|Maybe it’s better if you just don’t look.|
Of course, Monday looked to have been a promising day for an announcement—we did after all know that there would be a press conference, which announced the Puma deal, a record £150m, five-year contract, and Gazidis confirming via twitter that Arsène “will be extending (his contract) with us and at right time we will make that announcement.” And the good times don’t stop there, as Mertesacker and Rosický have extended their contracts as well, with Mertesacker’s rumored to be a three-year deal and Rosický’s a rolling one-year contract. An announcement to confirm these should come in the next few days.
Still, though, no word on Draxler. I can see a few reasons for that. One, there was quite enough to announce today.
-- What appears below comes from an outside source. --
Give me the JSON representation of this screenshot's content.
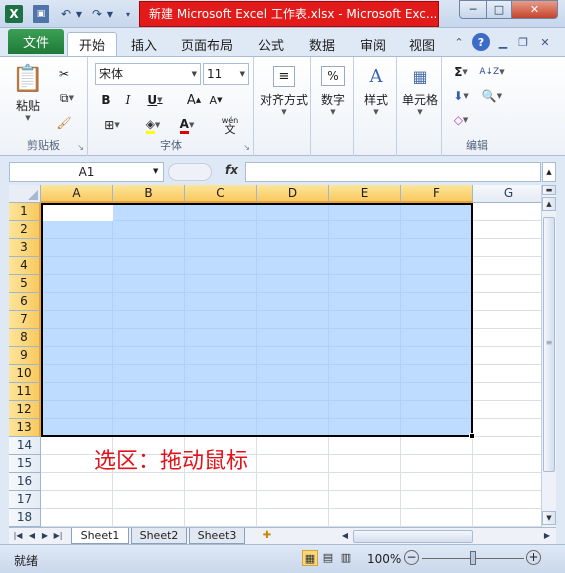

Contract renewels and a new-kit sponsor (and a record-breaking one at that) is enough fodder for one day. Two, the announcement of a new contract for a player as hyped as Draxler has been might upstage that new sponsor. I tossed it over, pretending I was Puma CEO Bjoern Gulden: would I want Draxler wearing the new kit, the better to play on the euphoria, or would this detract from the branding effort? It seems to me that the headlines would focus on Draxler and mention Puma. It’s enough to have shared the stage with talk of Arsène; trying to compete with a Draxler announcement could have completely stolen the show from Puma. Third, we have a match to concentrate on—a tough trip to Southampton, who will be looking for some revenge after losing in such a disappointing way back in November. Announcing that we’ve signed Draxler would create a flurry of distracting questions, not to mention pressure: “will he make an appearance against Southampton?” “Why isn’t he playing against Southampton?” “Does this mean Podolski is on his way out?” and so on.
If there is to be a Draxler-related announcement, far better to make it separate from the Puma announcement and after the Southampton match when there will be three days before the transfer-window closes and four before facing Crystal Palace. Arsène also has a long-established habit of waiting until the last days of the transfer-window to announce signings.
As discussed a few days ago, betting sites work on a principle nearly opposite that of tabloids. Tabloids make their money by breathlessly and repeatedly announcing any rumors they can dream up (something you can have fun with here) whereas betting sites make their money by doing their best to assess the likelihood of such rumors. If they provide more-generous odds on Draxler coming to Arsenal, and that move comes through, they’re taking a bath. The bigger that number on the right gets, the more likely the event becomes, and the less the sites want to pay out. Again, it’s still speculation, not confirmation, but it’s a far-better proxy for prediction than are the headlines on offer from The Sun or tweets from Tancredi.
As we learned today through the Puma-deal, after all, money makes the world go ’round. Rather than being driven crazy by the splashy headlines, it’s a bit better to take a cold, hard look at things through the cynical eye of the bookie. They may not get it right in the long run, but they’re at least putting their money where their mouths are. Here’s hoping we can do the same for Draxler in the next few days.
Right. I mentioned a match against Southampton. I’ll have more on that in a while. ‘Til next time, thanks for your visit.